Bobby Rieger was born in East London on 20 August 1922. Fresh out of school he set off to buy 5 cows, which he grazed on rented land in the Summerpride area just outside East London. The full cream milk was bottled and delivered by hand daily and naturally was organic as was the standard back in the day. When he purchased Farm 800 in 1946 he had increased his sales to 450 gallons compared to a mere 5 gallons he was producing while he was renting land. He was also the first farmer in East London to own a pasturising and bottling machine to cope with the abundance of sales. By now the horse and cart delivery method was phased out and the motorised vehicle became the new sign of a successful dairy farm.
The farm buildings, including the milking shed – now our newly renovated Milkshed workshop, date back to 1869 when an English General, Sir Edward Brabant, was given the land as a reward for his service in the armed forces. The half-meter thick sandstone walls were all constructed by artisan maisoners and the wooden windows, doors, ceilings and floors were manufactured on site from timber salvaged from the Jane Davie, a ship that ran aground at Nahoon Mouth. In 1985 the main house was awarded national monument status.
Bobby Rieger’s love for his cows enabled him to manage the dairy until the age of 84 before suffering a stroke and sadly passing a year later from cancer.
His story is one of dedication and passion for his work. Born in an era plagued by the war-born recession, he forged his way to financial success. There are not many people that can enthusiastically wake up at 3am every morning.

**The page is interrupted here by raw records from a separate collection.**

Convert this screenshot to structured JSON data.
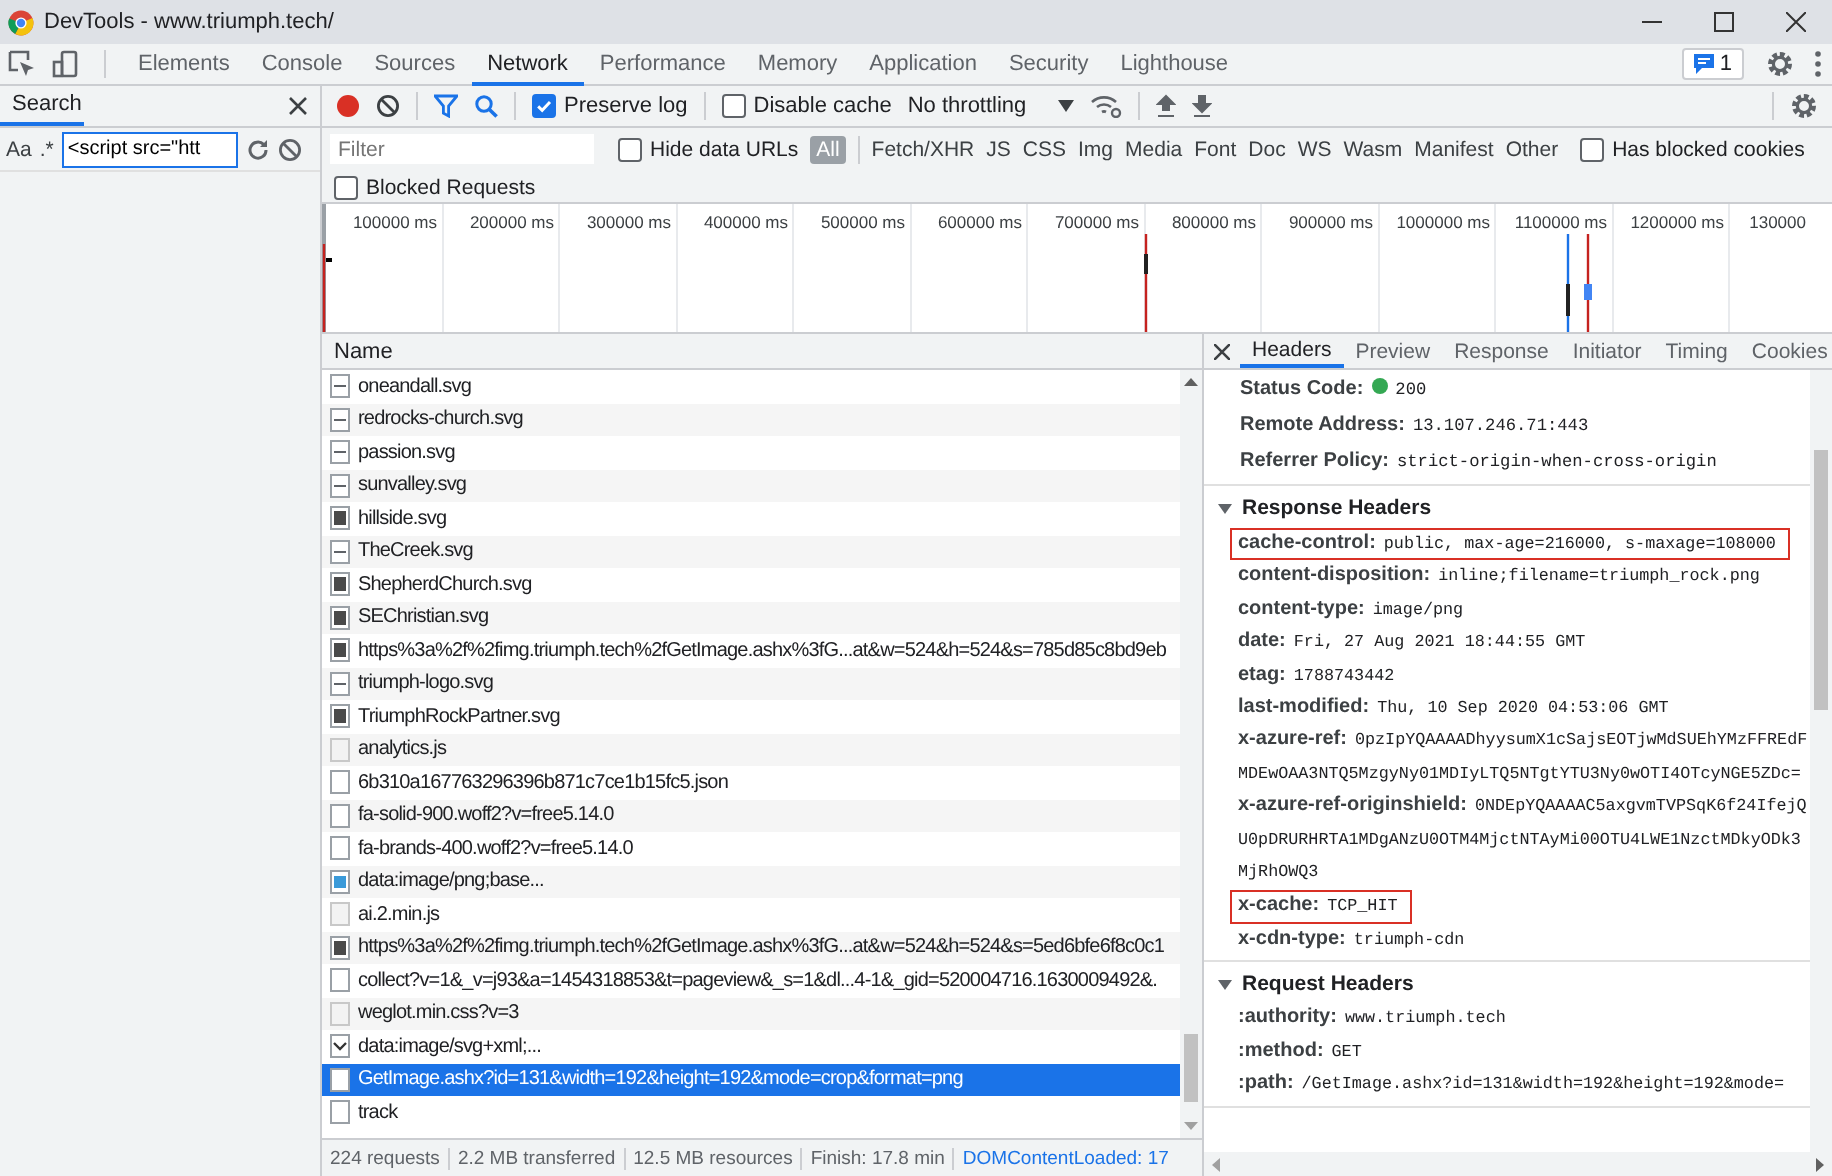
{
  "window": {
    "title": "DevTools - www.triumph.tech/"
  },
  "main_tabs": [
    {
      "label": "Elements",
      "selected": false
    },
    {
      "label": "Console",
      "selected": false
    },
    {
      "label": "Sources",
      "selected": false
    },
    {
      "label": "Network",
      "selected": true
    },
    {
      "label": "Performance",
      "selected": false
    },
    {
      "label": "Memory",
      "selected": false
    },
    {
      "label": "Application",
      "selected": false
    },
    {
      "label": "Security",
      "selected": false
    },
    {
      "label": "Lighthouse",
      "selected": false
    }
  ],
  "messages_badge": "1",
  "search_panel": {
    "title": "Search",
    "match_case": "Aa",
    "regex": ".*",
    "query": "<script src=\"htt"
  },
  "toolbar": {
    "preserve_log": {
      "label": "Preserve log",
      "checked": true
    },
    "disable_cache": {
      "label": "Disable cache",
      "checked": false
    },
    "throttling": "No throttling"
  },
  "filters": {
    "placeholder": "Filter",
    "hide_data_urls": {
      "label": "Hide data URLs",
      "checked": false
    },
    "types": [
      {
        "label": "All",
        "selected": true
      },
      {
        "label": "Fetch/XHR",
        "selected": false
      },
      {
        "label": "JS",
        "selected": false
      },
      {
        "label": "CSS",
        "selected": false
      },
      {
        "label": "Img",
        "selected": false
      },
      {
        "label": "Media",
        "selected": false
      },
      {
        "label": "Font",
        "selected": false
      },
      {
        "label": "Doc",
        "selected": false
      },
      {
        "label": "WS",
        "selected": false
      },
      {
        "label": "Wasm",
        "selected": false
      },
      {
        "label": "Manifest",
        "selected": false
      },
      {
        "label": "Other",
        "selected": false
      }
    ],
    "has_blocked_cookies": {
      "label": "Has blocked cookies",
      "checked": false
    },
    "blocked_requests": {
      "label": "Blocked Requests",
      "checked": false
    }
  },
  "overview": {
    "ticks": [
      "100000 ms",
      "200000 ms",
      "300000 ms",
      "400000 ms",
      "500000 ms",
      "600000 ms",
      "700000 ms",
      "800000 ms",
      "900000 ms",
      "1000000 ms",
      "1100000 ms",
      "1200000 ms",
      "130000"
    ]
  },
  "requests": {
    "column": "Name",
    "rows": [
      {
        "name": "oneandall.svg",
        "kind": "doc",
        "selected": false
      },
      {
        "name": "redrocks-church.svg",
        "kind": "doc",
        "selected": false
      },
      {
        "name": "passion.svg",
        "kind": "doc",
        "selected": false
      },
      {
        "name": "sunvalley.svg",
        "kind": "doc",
        "selected": false
      },
      {
        "name": "hillside.svg",
        "kind": "image",
        "selected": false
      },
      {
        "name": "TheCreek.svg",
        "kind": "doc",
        "selected": false
      },
      {
        "name": "ShepherdChurch.svg",
        "kind": "image",
        "selected": false
      },
      {
        "name": "SEChristian.svg",
        "kind": "image",
        "selected": false
      },
      {
        "name": "https%3a%2f%2fimg.triumph.tech%2fGetImage.ashx%3fG...at&w=524&h=524&s=785d85c8bd9eb",
        "kind": "image",
        "selected": false
      },
      {
        "name": "triumph-logo.svg",
        "kind": "doc",
        "selected": false
      },
      {
        "name": "TriumphRockPartner.svg",
        "kind": "image",
        "selected": false
      },
      {
        "name": "analytics.js",
        "kind": "script",
        "selected": false
      },
      {
        "name": "6b310a167763296396b871c7ce1b15fc5.json",
        "kind": "blank",
        "selected": false
      },
      {
        "name": "fa-solid-900.woff2?v=free5.14.0",
        "kind": "blank",
        "selected": false
      },
      {
        "name": "fa-brands-400.woff2?v=free5.14.0",
        "kind": "blank",
        "selected": false
      },
      {
        "name": "data:image/png;base...",
        "kind": "swatch",
        "selected": false
      },
      {
        "name": "ai.2.min.js",
        "kind": "script",
        "selected": false
      },
      {
        "name": "https%3a%2f%2fimg.triumph.tech%2fGetImage.ashx%3fG...at&w=524&h=524&s=5ed6bfe6f8c0c1",
        "kind": "image",
        "selected": false
      },
      {
        "name": "collect?v=1&_v=j93&a=1454318853&t=pageview&_s=1&dl...4-1&_gid=520004716.1630009492&.",
        "kind": "blank",
        "selected": false
      },
      {
        "name": "weglot.min.css?v=3",
        "kind": "script",
        "selected": false
      },
      {
        "name": "data:image/svg+xml;...",
        "kind": "check",
        "selected": false
      },
      {
        "name": "GetImage.ashx?id=131&width=192&height=192&mode=crop&format=png",
        "kind": "blank",
        "selected": true
      },
      {
        "name": "track",
        "kind": "blank",
        "selected": false
      }
    ],
    "summary": [
      "224 requests",
      "2.2 MB transferred",
      "12.5 MB resources",
      "Finish: 17.8 min"
    ],
    "dom_content_loaded": "DOMContentLoaded: 17"
  },
  "details": {
    "tabs": [
      {
        "label": "Headers",
        "selected": true
      },
      {
        "label": "Preview",
        "selected": false
      },
      {
        "label": "Response",
        "selected": false
      },
      {
        "label": "Initiator",
        "selected": false
      },
      {
        "label": "Timing",
        "selected": false
      },
      {
        "label": "Cookies",
        "selected": false
      }
    ],
    "general": [
      {
        "name": "Status Code:",
        "value": "200",
        "kind": "status"
      },
      {
        "name": "Remote Address:",
        "value": "13.107.246.71:443",
        "kind": "text"
      },
      {
        "name": "Referrer Policy:",
        "value": "strict-origin-when-cross-origin",
        "kind": "text"
      }
    ],
    "sections": [
      {
        "title": "Response Headers",
        "expanded": true,
        "headers": [
          {
            "name": "cache-control:",
            "value": "public, max-age=216000, s-maxage=108000",
            "highlighted": true
          },
          {
            "name": "content-disposition:",
            "value": "inline;filename=triumph_rock.png",
            "highlighted": false
          },
          {
            "name": "content-type:",
            "value": "image/png",
            "highlighted": false
          },
          {
            "name": "date:",
            "value": "Fri, 27 Aug 2021 18:44:55 GMT",
            "highlighted": false
          },
          {
            "name": "etag:",
            "value": "1788743442",
            "highlighted": false
          },
          {
            "name": "last-modified:",
            "value": "Thu, 10 Sep 2020 04:53:06 GMT",
            "highlighted": false
          },
          {
            "name": "x-azure-ref:",
            "value": "0pzIpYQAAAADhyysumX1cSajsEOTjwMdSUEhYMzFFREdFMDEwOAA3NTQ5MzgyNy01MDIyLTQ5NTgtYTU3Ny0wOTI4OTcyNGE5ZDc=",
            "highlighted": false
          },
          {
            "name": "x-azure-ref-originshield:",
            "value": "0NDEpYQAAAAC5axgvmTVPSqK6f24IfejQU0pDRURHRTA1MDgANzU0OTM4MjctNTAyMi00OTU4LWE1NzctMDkyODk3MjRhOWQ3",
            "highlighted": false
          },
          {
            "name": "x-cache:",
            "value": "TCP_HIT",
            "highlighted": true
          },
          {
            "name": "x-cdn-type:",
            "value": "triumph-cdn",
            "highlighted": false
          }
        ]
      },
      {
        "title": "Request Headers",
        "expanded": true,
        "headers": [
          {
            "name": ":authority:",
            "value": "www.triumph.tech",
            "highlighted": false
          },
          {
            "name": ":method:",
            "value": "GET",
            "highlighted": false
          },
          {
            "name": ":path:",
            "value": "/GetImage.ashx?id=131&width=192&height=192&mode=",
            "highlighted": false
          }
        ]
      }
    ]
  }
}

The passion lives on within the thick sandstone walls of the beloved milking shed. Its intention is still to nurture the lives of many although today it is with a dairy-free approach.